::: Information shown

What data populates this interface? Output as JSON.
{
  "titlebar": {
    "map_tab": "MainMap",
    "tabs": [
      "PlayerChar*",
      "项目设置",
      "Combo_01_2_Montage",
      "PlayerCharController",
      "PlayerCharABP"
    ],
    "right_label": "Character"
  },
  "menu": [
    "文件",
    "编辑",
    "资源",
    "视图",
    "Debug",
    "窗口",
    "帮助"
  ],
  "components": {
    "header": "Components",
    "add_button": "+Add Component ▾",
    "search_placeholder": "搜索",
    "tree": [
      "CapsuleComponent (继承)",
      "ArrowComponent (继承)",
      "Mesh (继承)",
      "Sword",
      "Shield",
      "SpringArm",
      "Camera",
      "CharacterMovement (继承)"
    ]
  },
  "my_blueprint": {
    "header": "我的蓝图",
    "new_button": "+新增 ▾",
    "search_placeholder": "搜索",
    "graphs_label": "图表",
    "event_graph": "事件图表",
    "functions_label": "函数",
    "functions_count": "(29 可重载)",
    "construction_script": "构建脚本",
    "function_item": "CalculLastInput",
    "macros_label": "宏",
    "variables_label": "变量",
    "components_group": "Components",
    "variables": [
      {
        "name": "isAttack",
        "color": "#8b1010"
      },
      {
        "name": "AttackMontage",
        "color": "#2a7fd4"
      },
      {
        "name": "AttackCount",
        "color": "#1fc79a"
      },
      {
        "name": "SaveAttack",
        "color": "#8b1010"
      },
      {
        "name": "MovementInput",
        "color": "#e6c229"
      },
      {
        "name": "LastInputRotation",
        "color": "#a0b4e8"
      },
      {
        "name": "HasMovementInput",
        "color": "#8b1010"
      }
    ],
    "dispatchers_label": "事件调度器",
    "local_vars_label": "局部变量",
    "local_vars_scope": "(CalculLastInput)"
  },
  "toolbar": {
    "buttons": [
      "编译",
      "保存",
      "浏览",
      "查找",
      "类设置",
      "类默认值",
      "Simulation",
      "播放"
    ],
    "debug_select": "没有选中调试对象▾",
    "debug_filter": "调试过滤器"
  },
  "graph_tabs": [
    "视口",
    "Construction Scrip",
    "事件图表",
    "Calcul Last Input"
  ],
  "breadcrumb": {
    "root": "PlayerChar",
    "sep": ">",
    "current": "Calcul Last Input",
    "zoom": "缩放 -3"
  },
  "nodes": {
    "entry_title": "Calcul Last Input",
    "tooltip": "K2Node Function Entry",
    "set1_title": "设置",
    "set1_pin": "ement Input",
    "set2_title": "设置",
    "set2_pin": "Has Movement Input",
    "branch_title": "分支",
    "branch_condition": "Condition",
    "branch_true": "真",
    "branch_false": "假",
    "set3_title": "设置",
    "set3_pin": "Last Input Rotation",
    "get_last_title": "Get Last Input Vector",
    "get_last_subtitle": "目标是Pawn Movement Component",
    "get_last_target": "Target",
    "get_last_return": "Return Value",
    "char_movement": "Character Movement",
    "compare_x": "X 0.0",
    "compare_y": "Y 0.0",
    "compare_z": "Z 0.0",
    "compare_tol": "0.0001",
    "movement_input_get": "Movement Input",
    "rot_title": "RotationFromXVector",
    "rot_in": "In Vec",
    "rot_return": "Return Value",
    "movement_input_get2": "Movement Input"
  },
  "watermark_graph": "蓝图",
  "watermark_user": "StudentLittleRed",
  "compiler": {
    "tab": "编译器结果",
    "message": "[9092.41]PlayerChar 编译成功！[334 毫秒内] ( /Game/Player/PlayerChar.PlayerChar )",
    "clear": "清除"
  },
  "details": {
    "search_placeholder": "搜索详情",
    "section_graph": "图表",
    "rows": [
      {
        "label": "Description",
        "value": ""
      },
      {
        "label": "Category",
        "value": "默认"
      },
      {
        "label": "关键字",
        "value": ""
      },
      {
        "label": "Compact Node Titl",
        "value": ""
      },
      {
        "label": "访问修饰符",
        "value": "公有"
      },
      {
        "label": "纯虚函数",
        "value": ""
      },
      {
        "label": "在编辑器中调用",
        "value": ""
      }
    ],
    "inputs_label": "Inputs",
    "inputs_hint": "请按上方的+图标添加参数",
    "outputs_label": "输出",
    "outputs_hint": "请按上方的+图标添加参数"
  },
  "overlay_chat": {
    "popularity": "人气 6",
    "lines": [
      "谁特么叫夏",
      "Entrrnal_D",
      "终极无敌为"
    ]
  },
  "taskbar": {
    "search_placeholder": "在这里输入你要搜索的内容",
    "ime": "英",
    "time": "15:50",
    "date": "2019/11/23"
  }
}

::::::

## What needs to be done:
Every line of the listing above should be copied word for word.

## Answer section:
What data populates this interface? Output as JSON.
{
  "titlebar": {
    "map_tab": "MainMap",
    "tabs": [
      "PlayerChar*",
      "项目设置",
      "Combo_01_2_Montage",
      "PlayerCharController",
      "PlayerCharABP"
    ],
    "right_label": "Character"
  },
  "menu": [
    "文件",
    "编辑",
    "资源",
    "视图",
    "Debug",
    "窗口",
    "帮助"
  ],
  "components": {
    "header": "Components",
    "add_button": "+Add Component ▾",
    "search_placeholder": "搜索",
    "tree": [
      "CapsuleComponent (继承)",
      "ArrowComponent (继承)",
      "Mesh (继承)",
      "Sword",
      "Shield",
      "SpringArm",
      "Camera",
      "CharacterMovement (继承)"
    ]
  },
  "my_blueprint": {
    "header": "我的蓝图",
    "new_button": "+新增 ▾",
    "search_placeholder": "搜索",
    "graphs_label": "图表",
    "event_graph": "事件图表",
    "functions_label": "函数",
    "functions_count": "(29 可重载)",
    "construction_script": "构建脚本",
    "function_item": "CalculLastInput",
    "macros_label": "宏",
    "variables_label": "变量",
    "components_group": "Components",
    "variables": [
      {
        "name": "isAttack",
        "color": "#8b1010"
      },
      {
        "name": "AttackMontage",
        "color": "#2a7fd4"
      },
      {
        "name": "AttackCount",
        "color": "#1fc79a"
      },
      {
        "name": "SaveAttack",
        "color": "#8b1010"
      },
      {
        "name": "MovementInput",
        "color": "#e6c229"
      },
      {
        "name": "LastInputRotation",
        "color": "#a0b4e8"
      },
      {
        "name": "HasMovementInput",
        "color": "#8b1010"
      }
    ],
    "dispatchers_label": "事件调度器",
    "local_vars_label": "局部变量",
    "local_vars_scope": "(CalculLastInput)"
  },
  "toolbar": {
    "buttons": [
      "编译",
      "保存",
      "浏览",
      "查找",
      "类设置",
      "类默认值",
      "Simulation",
      "播放"
    ],
    "debug_select": "没有选中调试对象▾",
    "debug_filter": "调试过滤器"
  },
  "graph_tabs": [
    "视口",
    "Construction Scrip",
    "事件图表",
    "Calcul Last Input"
  ],
  "breadcrumb": {
    "root": "PlayerChar",
    "sep": ">",
    "current": "Calcul Last Input",
    "zoom": "缩放 -3"
  },
  "nodes": {
    "entry_title": "Calcul Last Input",
    "tooltip": "K2Node Function Entry",
    "set1_title": "设置",
    "set1_pin": "ement Input",
    "set2_title": "设置",
    "set2_pin": "Has Movement Input",
    "branch_title": "分支",
    "branch_condition": "Condition",
    "branch_true": "真",
    "branch_false": "假",
    "set3_title": "设置",
    "set3_pin": "Last Input Rotation",
    "get_last_title": "Get Last Input Vector",
    "get_last_subtitle": "目标是Pawn Movement Component",
    "get_last_target": "Target",
    "get_last_return": "Return Value",
    "char_movement": "Character Movement",
    "compare_x": "X 0.0",
    "compare_y": "Y 0.0",
    "compare_z": "Z 0.0",
    "compare_tol": "0.0001",
    "movement_input_get": "Movement Input",
    "rot_title": "RotationFromXVector",
    "rot_in": "In Vec",
    "rot_return": "Return Value",
    "movement_input_get2": "Movement Input"
  },
  "watermark_graph": "蓝图",
  "watermark_user": "StudentLittleRed",
  "compiler": {
    "tab": "编译器结果",
    "message": "[9092.41]PlayerChar 编译成功！[334 毫秒内] ( /Game/Player/PlayerChar.PlayerChar )",
    "clear": "清除"
  },
  "details": {
    "search_placeholder": "搜索详情",
    "section_graph": "图表",
    "rows": [
      {
        "label": "Description",
        "value": ""
      },
      {
        "label": "Category",
        "value": "默认"
      },
      {
        "label": "关键字",
        "value": ""
      },
      {
        "label": "Compact Node Titl",
        "value": ""
      },
      {
        "label": "访问修饰符",
        "value": "公有"
      },
      {
        "label": "纯虚函数",
        "value": ""
      },
      {
        "label": "在编辑器中调用",
        "value": ""
      }
    ],
    "inputs_label": "Inputs",
    "inputs_hint": "请按上方的+图标添加参数",
    "outputs_label": "输出",
    "outputs_hint": "请按上方的+图标添加参数"
  },
  "overlay_chat": {
    "popularity": "人气 6",
    "lines": [
      "谁特么叫夏",
      "Entrrnal_D",
      "终极无敌为"
    ]
  },
  "taskbar": {
    "search_placeholder": "在这里输入你要搜索的内容",
    "ime": "英",
    "time": "15:50",
    "date": "2019/11/23"
  }
}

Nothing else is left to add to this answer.